While waiting to move into a corner suite in a mainstream corporation, Liles continued to improve his own corner of the world. In 2002 Liles donated $150,000 to his alma mater, Woodlawn High School, to finish construction of a much-anticipated sports stadium. The project had been on the shelf for seven years due to lack of funding. "When I was asked to help support the Woodlawn Stadium project financially, I felt honored and I immediately said yes," Liles told The Cyber Krib. "When I was growing up, Woodlawn High School helped to provide me with a good education and great memories. For years to come, I want students who attend Woodlawn High School to have the same opportunities that I was given." Liles also established the Kevin Liles for a Better Baltimore Foundation, an organization that provides academic, social, and financial opportunities to Baltimore youth who make efforts to improve the city. Liles has also been very active in the Rock the Vote movement spearheaded by Def Jam with the goal of registering 20 million young, urban voters over a five-year period. His civic actions have brought him recognition including the prestigious Diversity Award from the Foundation for Ethnic Understanding, an organization dedicated to promoting ethnic tolerance and harmony.

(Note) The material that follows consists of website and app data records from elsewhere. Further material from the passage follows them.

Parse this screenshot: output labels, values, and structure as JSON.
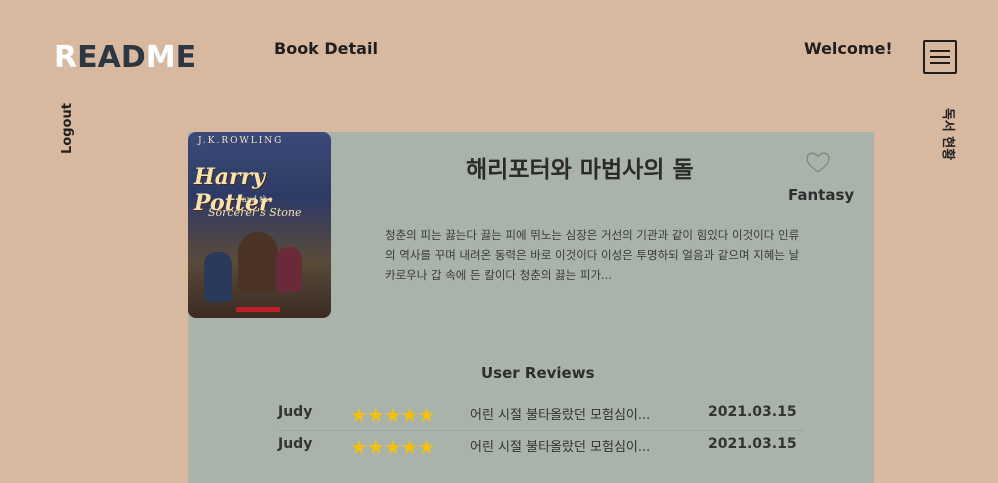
{
  "header": {
    "logo": [
      "R",
      "EAD",
      "M",
      "E"
    ],
    "page_title": "Book Detail",
    "welcome": "Welcome!",
    "menu_icon": "hamburger-menu-icon"
  },
  "side": {
    "logout": "Logout",
    "reading_status": "독서 현황"
  },
  "book": {
    "cover": {
      "author": "J.K.ROWLING",
      "title_line1": "Harry Potter",
      "title_line2": "and the",
      "title_line3": "Sorcerer's Stone"
    },
    "title": "해리포터와 마법사의 돌",
    "genre": "Fantasy",
    "favorite_icon": "heart-outline-icon",
    "description": "청춘의 피는 끓는다 끓는 피에 뛰노는 심장은 거선의 기관과 같이 힘있다 이것이다 인류의 역사를 꾸며 내려온 동력은 바로 이것이다 이성은 투명하되 얼음과 같으며 지혜는 날카로우나 갑 속에 든 칼이다 청춘의 끓는 피가..."
  },
  "reviews": {
    "title": "User Reviews",
    "items": [
      {
        "user": "Judy",
        "rating": 5,
        "stars": "★★★★★",
        "text": "어린 시절 불타올랐던 모험심이...",
        "date": "2021.03.15"
      },
      {
        "user": "Judy",
        "rating": 5,
        "stars": "★★★★★",
        "text": "어린 시절 불타올랐던 모험심이...",
        "date": "2021.03.15"
      }
    ]
  },
  "colors": {
    "background": "#d9b8a0",
    "card": "#aab3aa",
    "star": "#f2c10f"
  }
}
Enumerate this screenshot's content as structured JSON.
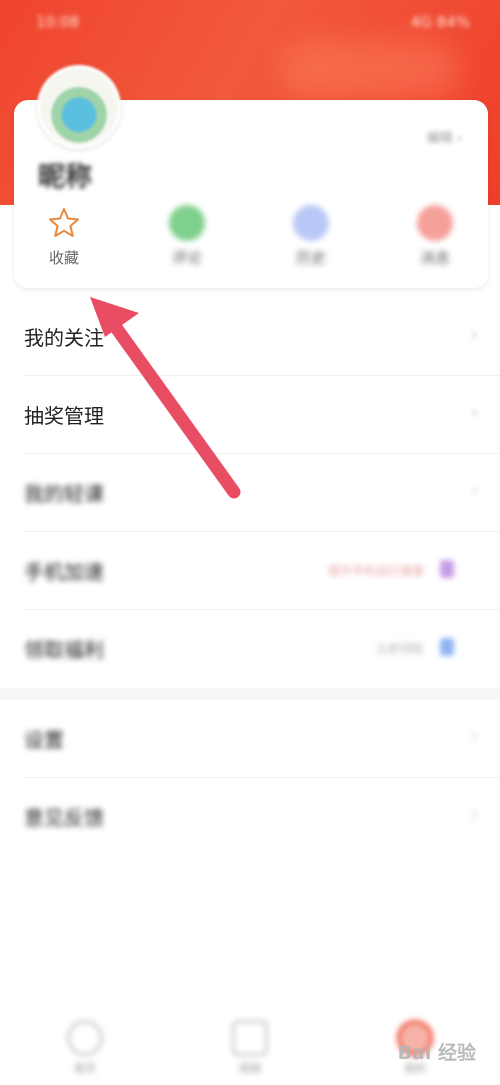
{
  "status_bar": {
    "time": "10:08",
    "indicators": "4G 84%"
  },
  "profile": {
    "username": "昵称",
    "edit_link": "编辑 ›"
  },
  "quick_actions": [
    {
      "label": "收藏",
      "icon": "star-icon"
    },
    {
      "label": "评论",
      "icon": "comment-icon"
    },
    {
      "label": "历史",
      "icon": "history-icon"
    },
    {
      "label": "消息",
      "icon": "message-icon"
    }
  ],
  "menu": {
    "items": [
      {
        "label": "我的关注"
      },
      {
        "label": "抽奖管理"
      },
      {
        "label": "我的轻课"
      },
      {
        "label": "手机加速",
        "extra": "提升手机运行速度"
      },
      {
        "label": "领取福利",
        "extra": "立即领取"
      },
      {
        "label": "设置"
      },
      {
        "label": "意见反馈"
      }
    ]
  },
  "tabbar": {
    "tabs": [
      {
        "label": "首页"
      },
      {
        "label": "视频"
      },
      {
        "label": "我的"
      }
    ]
  },
  "watermark": "Bai 经验",
  "colors": {
    "header": "#f0442e",
    "accent_star": "#e8883a",
    "arrow": "#e94d63"
  }
}
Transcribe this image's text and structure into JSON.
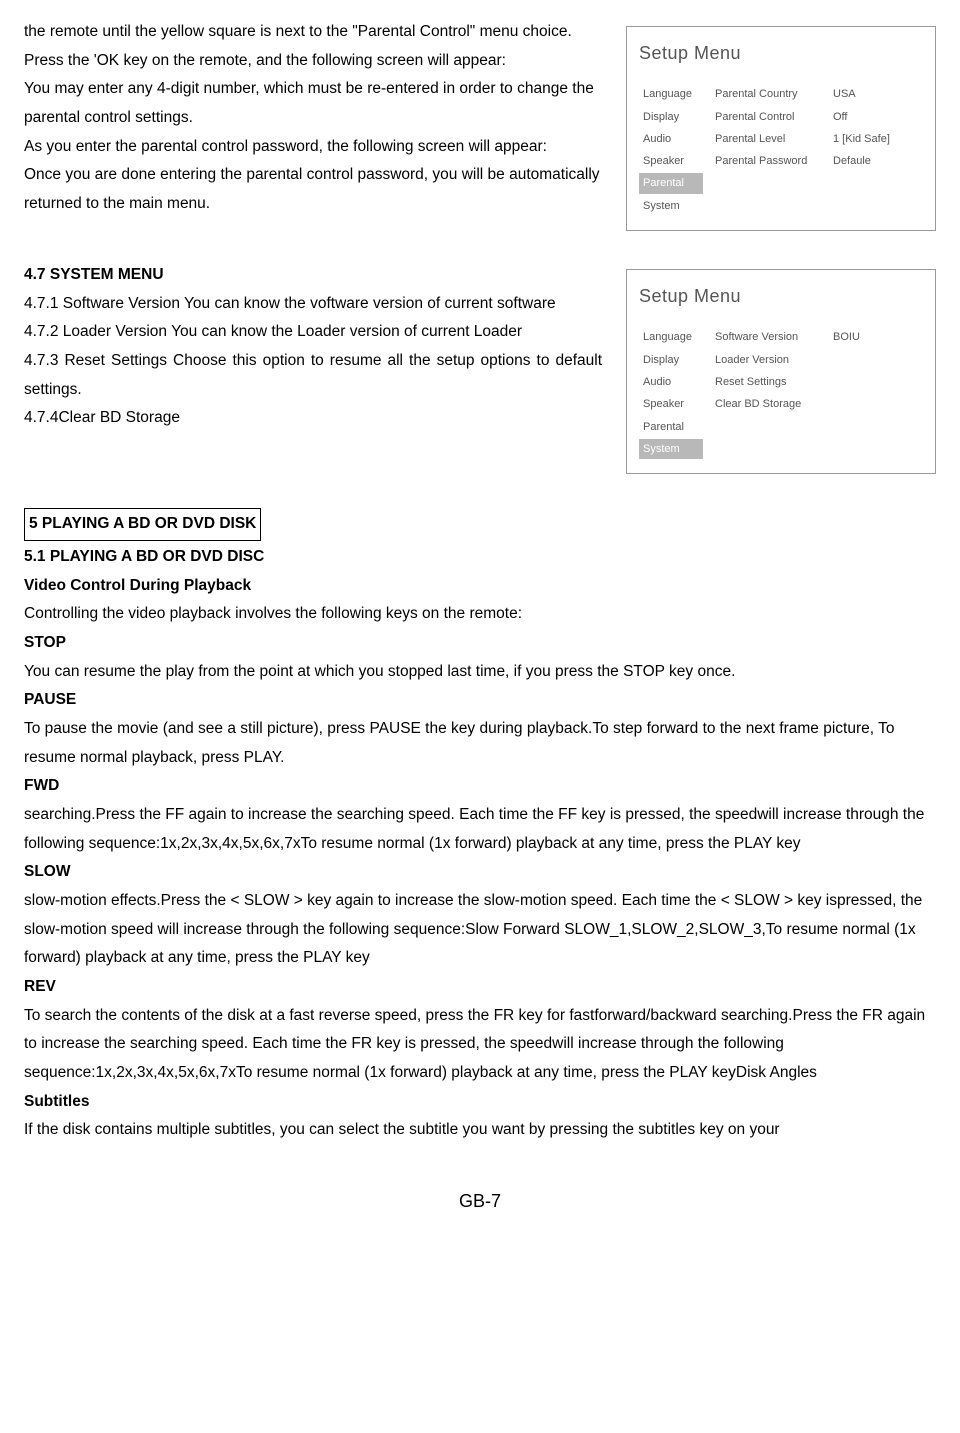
{
  "para_intro": {
    "l1": "the remote until the yellow square is next to the \"Parental Control\" menu choice.",
    "l2": "Press the 'OK key on the remote, and the following screen will appear:",
    "l3": "You may enter any 4-digit number, which must be re-entered in order to change the parental control settings.",
    "l4": "As you enter the parental control password, the following screen will appear:",
    "l5": "Once you are done entering the parental control password, you will be automatically returned to the main menu."
  },
  "menu1": {
    "title": "Setup Menu",
    "col1": [
      "Language",
      "Display",
      "Audio",
      "Speaker",
      "Parental",
      "System"
    ],
    "selected1": "Parental",
    "col2": [
      "Parental Country",
      "Parental Control",
      "Parental Level",
      "Parental Password"
    ],
    "col3": [
      "USA",
      "Off",
      "1 [Kid Safe]",
      "Defaule"
    ]
  },
  "s47": {
    "h": "4.7 SYSTEM MENU",
    "p1": "4.7.1 Software Version You can know the voftware version of current software",
    "p2": "4.7.2 Loader Version You can know the Loader version of current Loader",
    "p3": "4.7.3 Reset Settings Choose this option to resume all the setup options to default settings.",
    "p4": "4.7.4Clear BD Storage"
  },
  "menu2": {
    "title": "Setup Menu",
    "col1": [
      "Language",
      "Display",
      "Audio",
      "Speaker",
      "Parental",
      "System"
    ],
    "selected1": "System",
    "col2": [
      "Software Version",
      "Loader Version",
      "Reset Settings",
      "Clear BD Storage"
    ],
    "col3": [
      "BOIU",
      "",
      "",
      ""
    ]
  },
  "s5": {
    "h_box": "5 PLAYING A BD OR DVD DISK",
    "h51": "5.1 PLAYING A BD OR DVD DISC",
    "h_vcd": "Video Control During Playback",
    "intro": "Controlling the video playback involves the following keys on the remote:",
    "stop_h": "STOP",
    "stop_t": "You can resume the play from the point at which you stopped last time, if you press the STOP key once.",
    "pause_h": "PAUSE",
    "pause_t": "To pause the movie (and see a still picture), press PAUSE the key during playback.To step forward to the next frame picture, To resume normal playback, press PLAY.",
    "fwd_h": "FWD",
    "fwd_t": "searching.Press the FF again to increase the searching speed.    Each time the FF key is pressed, the speedwill increase through the following sequence:1x,2x,3x,4x,5x,6x,7xTo resume normal (1x forward) playback at any time, press the PLAY key",
    "slow_h": "SLOW",
    "slow_t": "slow-motion effects.Press the < SLOW > key again to increase the slow-motion speed. Each time the < SLOW > key ispressed, the slow-motion speed will increase through the following sequence:Slow Forward SLOW_1,SLOW_2,SLOW_3,To resume normal (1x forward) playback at any time, press the PLAY key",
    "rev_h": "REV",
    "rev_t": "To search the contents of the disk at a fast reverse speed, press the FR key for fastforward/backward searching.Press the FR again to increase the searching speed. Each time the FR key is pressed, the speedwill increase through the following sequence:1x,2x,3x,4x,5x,6x,7xTo resume normal (1x forward) playback at any time, press the PLAY keyDisk Angles",
    "subs_h": "Subtitles",
    "subs_t": "If the disk contains multiple subtitles, you can select the subtitle you want by pressing the subtitles key on your"
  },
  "footer": "GB-7"
}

Whether Liles' future holds a jump from the music industry to a more conventional corporation remains to be seen. In the meantime he looks forward to being part of the next wave of hip-hop. "The great thing about our culture is that we seem to get bigger and better with more creative ideas and talented executives," he told Billboard. "The future of hip-hop is in the hands of our generation."
Summer 2004: Liles resigned as president of Def Jam records, in the wake of failed contract negotiations. Source: Variety, July 12, 2004.
August 2004: Liles joined Warner Music Group as Executive Vice President. Source: "Kevin Liles Joins Warner Music Group as Executive Vice President." Press release, August 2004 (Retrieved January 15, 2009).
September 27, 2005: Atria Books published Make It Happen: The Hip Hop Generation Guide to Success by Kevin Lyles with Samantha Marshall. Source: Kevin Liles Web Site, (January 15, 2009).
Studied engineering in college.
Numarx, founder and contributor, 1989-90; Marx Brothers Records, founder and president, 1991-92; Def Jam Recordings, intern, 1992-94, manager, mid-Atlantic region, 1994, general manager, promotions, West Coast, 1994-96, general manager/vice president, promotions, 1996-98, president, 1998-2004; Island Def Jam, executive vice president, 2002-2004; Warner Music Group, executive vice president, 2004-..
Board member, Hip-Hop Summit Action Network.
Diversity Award, Foundation for Ethnic Understanding, 2002; Music Visionary of the Year Award, UJA-Federation of New York and the Music for Youth Foundation, 2003.
Office—Warner Music Group, 75 Rockefeller Plaza, New York, NY 10019.